As of October, the most fuel-efficient mid-sized sedan in America is the Honda Accord. Or so Honda says. After all, Ford has been trumpeting a matching 47 MPG combined from their Fusion. Who is right? And more importantly, can the Accord get Honda back into the hybrid game after having lost the initial hybrid battles with their maligned Integrated Motor Assist system? Honda invited us to sample the 2014 Accord Hybrid as well as a smorgasbord of competitive products to find out.
I have driven more cars than I can count this year but strangely enough, none of them excited me as much as the Fiat Ducato we had in July. Why? Well, my snazzy new retaining wall that arrived pallet-by-pallet in the Ducato certainly helped, but the real reason is: the Ducato serves as the basis for the 2014 RAM ProMaster. Yes, I know I have an odd place in my heart for commercial cargo haulers, but hear me out. The ProMaster quite simply the biggest thing to happen in the commercial world in my lifetime. The only thing that could have surpassed the intrigue of a front-wheel-drive cargo hauler would be a front-wheel-drive BMW M5. I know Europeans have had these things for a while, but let’s revel in the American novelty as we click past the jump.
The LS 600hL is the pinnacle of Toyota and Lexus engineering. It is the largest Lexus sedan, the brand’s most expensive model, the most expensive hybrid in the world and, with the death of BMW’s V8 ActiveHybrid system, it is once again the most powerful hybrid on sale. Yet the LS 600hL hasn’t had an easy time of things. The large luxury sedan has been lambasted for being the antithesis of green thanks to its EPA combined 20 MPG score. Critics also question whether the 600hL’s enormous premium over the LS 460L can ever be “justified.” I too questioned the logic behind the 600hL at first, but then I spoke with someone who changed my mind. Before we dive in, let’s talk about the elephant in the room. The 600hL starts at $119,910. With all the options checked, you land at $134,875. Without destination. Put your eye balls back in their sockets and click past the jump as we dive into an alternate universe.
When the RAV4 landed, I wasn’t sure what to make of it. In a world of unified corporate identity the RAv4 goes off script with a look all to its own. While the old RAV sold on mini-truck looks, the new one is undisguised crossover. The new nose has grown on me slightly since I recorded the video above, but I still find the look a little awkward. Since I was scolded for wearing striped pants with a striped shirt the week I tested the RAV4, feel free take my style opinion with a grain of salt as you click through the jump.
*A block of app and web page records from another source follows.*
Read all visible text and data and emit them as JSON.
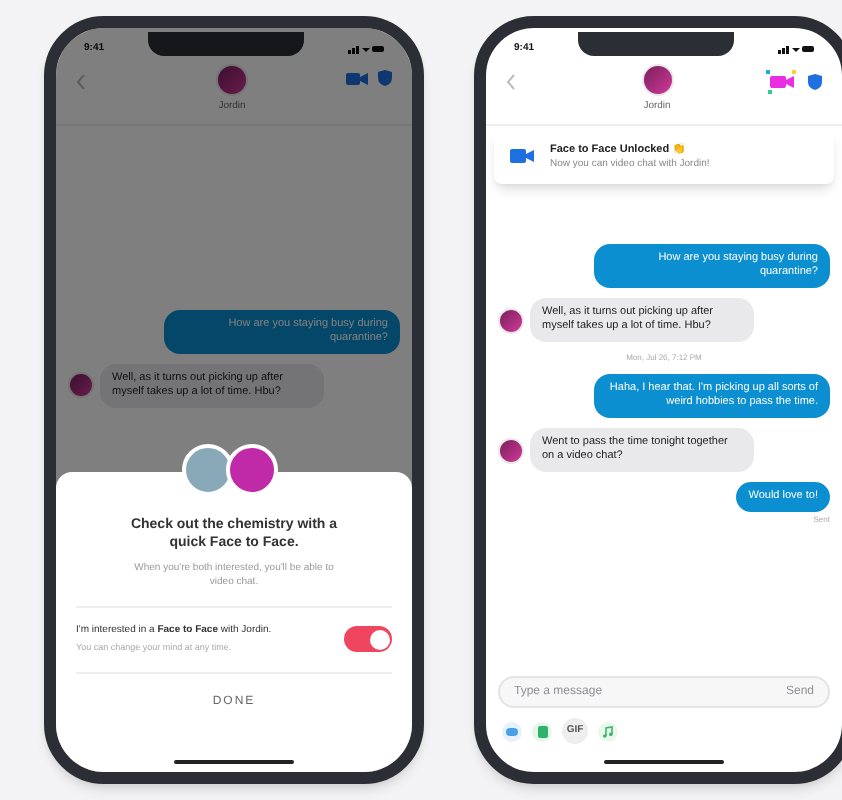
{
  "phones": [
    {
      "status_time": "9:41",
      "contact_name": "Jordin",
      "dimmed": true,
      "unlocked": false,
      "messages": [
        {
          "kind": "sent",
          "text": "How are you staying busy during quarantine?"
        },
        {
          "kind": "received",
          "text": "Well, as it turns out picking up after myself takes up a lot of time. Hbu?"
        }
      ],
      "sheet": {
        "title": "Check out the chemistry with a quick Face to Face.",
        "body": "When you're both interested, you'll be able to video chat.",
        "toggle_label": "I'm interested in a **Face to Face** with Jordin.",
        "toggle_hint": "You can change your mind at any time.",
        "toggle_on": true,
        "button": "DONE"
      }
    },
    {
      "status_time": "9:41",
      "contact_name": "Jordin",
      "dimmed": false,
      "unlocked": true,
      "notification": {
        "title": "Face to Face Unlocked 👏",
        "body": "Now you can video chat with Jordin!"
      },
      "messages": [
        {
          "kind": "sent",
          "text": "How are you staying busy during quarantine?"
        },
        {
          "kind": "received",
          "text": "Well, as it turns out picking up after myself takes up a lot of time. Hbu?"
        },
        {
          "kind": "timestamp",
          "text": "Mon, Jul 26, 7:12 PM"
        },
        {
          "kind": "sent",
          "text": "Haha, I hear that. I'm picking up all sorts of weird hobbies to pass the time."
        },
        {
          "kind": "received",
          "text": "Went to pass the time tonight together on a video chat?"
        },
        {
          "kind": "sent",
          "text": "Would love to!"
        },
        {
          "kind": "status",
          "text": "Sent"
        }
      ],
      "composer": {
        "placeholder": "Type a message",
        "send": "Send",
        "gif": "GIF"
      }
    }
  ]
}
Many assumed that with the new FR-S hitting the dealers, it would only be a matter of time before the front-wheel-drive tC was sent out to pasture. However with an average buyer age of 28, the tC is isn’t just the youngest Toyota, it’s the youngest car in America. With demographics like that, product planners would be fools to kill off the tC and so the “two coupé strategy” was born. The last time we looked at the tC, the FR-S had yet to be born, this time the tC has been refreshed in the FR-S’ image. Which two door is right for you? Click past the jump, the answer might surprise you.